§ **Task directions**: Line count for "value": say how many lines of the data contain it, with no other text.

- Opening Delimiter -

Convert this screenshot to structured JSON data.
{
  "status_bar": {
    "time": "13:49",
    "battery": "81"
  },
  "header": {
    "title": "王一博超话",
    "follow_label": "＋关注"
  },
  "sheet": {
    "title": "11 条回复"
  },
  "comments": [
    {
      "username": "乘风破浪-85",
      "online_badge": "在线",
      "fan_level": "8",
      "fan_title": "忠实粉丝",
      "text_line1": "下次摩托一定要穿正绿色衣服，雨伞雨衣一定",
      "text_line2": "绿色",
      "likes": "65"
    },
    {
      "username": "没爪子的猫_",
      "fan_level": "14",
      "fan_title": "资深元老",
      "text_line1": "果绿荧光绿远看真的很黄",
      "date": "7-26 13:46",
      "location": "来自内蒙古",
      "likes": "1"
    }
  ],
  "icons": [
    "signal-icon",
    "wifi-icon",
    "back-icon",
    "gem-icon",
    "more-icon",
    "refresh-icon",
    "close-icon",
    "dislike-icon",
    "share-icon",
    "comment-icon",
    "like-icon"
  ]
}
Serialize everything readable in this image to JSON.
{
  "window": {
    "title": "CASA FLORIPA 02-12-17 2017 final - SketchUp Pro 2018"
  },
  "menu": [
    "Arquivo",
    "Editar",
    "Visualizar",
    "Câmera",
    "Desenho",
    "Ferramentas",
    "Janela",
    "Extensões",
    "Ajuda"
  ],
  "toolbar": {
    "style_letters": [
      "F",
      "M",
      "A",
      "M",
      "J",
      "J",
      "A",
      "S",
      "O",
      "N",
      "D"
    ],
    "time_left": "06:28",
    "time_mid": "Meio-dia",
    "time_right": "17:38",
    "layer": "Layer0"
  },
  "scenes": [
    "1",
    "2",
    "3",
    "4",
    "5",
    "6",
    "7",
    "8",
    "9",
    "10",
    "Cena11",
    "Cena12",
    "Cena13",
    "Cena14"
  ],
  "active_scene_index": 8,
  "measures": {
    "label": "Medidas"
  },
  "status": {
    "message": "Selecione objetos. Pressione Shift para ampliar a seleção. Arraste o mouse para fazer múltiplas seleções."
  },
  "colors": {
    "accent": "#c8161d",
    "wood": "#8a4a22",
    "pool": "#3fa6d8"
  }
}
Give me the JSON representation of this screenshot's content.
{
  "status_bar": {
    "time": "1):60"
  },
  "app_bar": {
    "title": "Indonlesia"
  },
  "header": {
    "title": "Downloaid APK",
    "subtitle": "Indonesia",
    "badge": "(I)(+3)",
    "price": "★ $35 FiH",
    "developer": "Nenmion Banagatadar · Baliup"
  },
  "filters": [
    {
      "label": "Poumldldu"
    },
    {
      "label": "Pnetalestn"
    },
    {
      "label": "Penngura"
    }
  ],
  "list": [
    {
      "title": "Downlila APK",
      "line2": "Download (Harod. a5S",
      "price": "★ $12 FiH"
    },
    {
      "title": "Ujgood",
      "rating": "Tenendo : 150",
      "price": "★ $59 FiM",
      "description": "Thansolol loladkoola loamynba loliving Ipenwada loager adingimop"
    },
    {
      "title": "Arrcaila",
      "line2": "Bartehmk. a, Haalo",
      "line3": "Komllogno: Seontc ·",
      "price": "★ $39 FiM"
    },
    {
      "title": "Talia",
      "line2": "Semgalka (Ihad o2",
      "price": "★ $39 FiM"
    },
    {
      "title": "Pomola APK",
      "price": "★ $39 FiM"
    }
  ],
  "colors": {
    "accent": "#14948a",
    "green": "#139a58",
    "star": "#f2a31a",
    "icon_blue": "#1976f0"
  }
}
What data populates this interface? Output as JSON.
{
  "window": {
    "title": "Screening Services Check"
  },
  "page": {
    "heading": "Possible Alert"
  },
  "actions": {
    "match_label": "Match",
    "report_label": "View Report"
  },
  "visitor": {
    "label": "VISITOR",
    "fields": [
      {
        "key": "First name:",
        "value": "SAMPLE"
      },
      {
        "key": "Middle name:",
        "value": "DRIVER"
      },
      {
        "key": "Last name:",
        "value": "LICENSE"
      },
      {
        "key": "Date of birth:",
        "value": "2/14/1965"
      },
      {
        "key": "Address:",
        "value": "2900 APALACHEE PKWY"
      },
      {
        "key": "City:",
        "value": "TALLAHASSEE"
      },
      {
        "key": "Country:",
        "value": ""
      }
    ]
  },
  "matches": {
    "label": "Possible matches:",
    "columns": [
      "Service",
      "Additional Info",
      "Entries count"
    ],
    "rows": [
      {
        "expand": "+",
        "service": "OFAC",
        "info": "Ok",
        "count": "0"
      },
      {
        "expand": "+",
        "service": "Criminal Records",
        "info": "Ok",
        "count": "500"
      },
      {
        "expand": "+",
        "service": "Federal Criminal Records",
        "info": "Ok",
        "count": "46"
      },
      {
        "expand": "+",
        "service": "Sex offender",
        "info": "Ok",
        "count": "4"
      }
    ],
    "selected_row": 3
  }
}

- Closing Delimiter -

§ **Worked solution**: 7